Sinegal founded Costco along with company chairman Jeffrey Brotman in 1983 and the pair have been running the show ever since. Conversely, Sam’s Club has been led by approximately 10 different senior executive during approximately the same time although they didn’t always carry the title of CEO. Beginning with Ron Loveless, leadership transitioned for brief periods of time to Nick White, Al Johnson, Dean Sanders, Joe Hardin, Mark Hansen, Tom Grimm, Kevin Turner and Doug McMillon. Current president and CEO Brian Cornell joined Sam’s Club about two and a half years ago after Doug McMillon was named president and CEO of Walmart’s international division.

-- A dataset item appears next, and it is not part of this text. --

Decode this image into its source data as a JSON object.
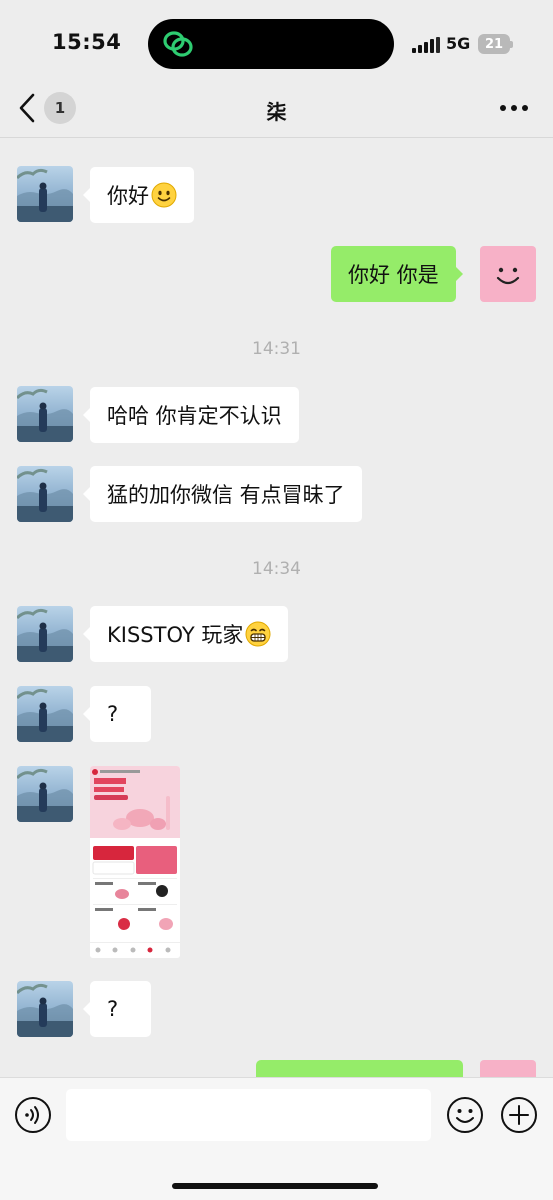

The changes in leadership caused varying degrees of turmoil as each successive executive brought new ideas to the organization, their own philosophy about warehouse club retailing and thoughts on how to growth the business by appealing to different member segments and managing expenses. Brian Cornell and EVP merchandising Linda Hefner are no different. They are leaving their mark with the eValues program, an emphasis on fresh food and health and wellness businesses and an aggressive push to encourage upgrades to the $100 Plus membership level. And they are getting results with same-store sales growth accelerating for the past six quarters and further gains expected.
Despite Sam’s current success, how likely is it that either Cornell or Heffner will be in their current roles even three or four years from now? Walmart’s practice of shuffling senior executives every few years, as an intentional strategy and corporate necessity, virtually assures that Sam’s club will be operating under new leadership within a few years.
Conversely, Costco appointed as its CEO Craig Jelinek, a guy who joined the company the year after it was founded 1983. He began as a club manager and held a variety of operations roles over the years. Costco telegraphed its succession plans back in February 2010 when Jelinek, 58, was elevated to the role of president and COO and given a board seat after serving the previous six years as EVP merchandising. Even though Jelinek and Sinegal worked closely over the years, the company isn’t taking any chances on a greenhorn who only has 28 years at the company. Sinegal is sticking around in an advisory capacity until January 2013 and he will in all likelihood continue to serve on the company’s board even though he is up for re-election at the company’s January 2012 shareholders’ meeting.
It is hard to find two companies more diametrically opposed in their approach to leadership than Sam’s Club and Costco. Yet for all of the self-inflicted management turmoil Sam’s Club has endured over the years and the stability that Costco has enjoyed, it is surprising the performance gap between the two isn’t wider. Just think where Sam’s could be 10 years from now if Cornell, Heffner and company were to continue driving business results and stick around longer than some of their predecessors.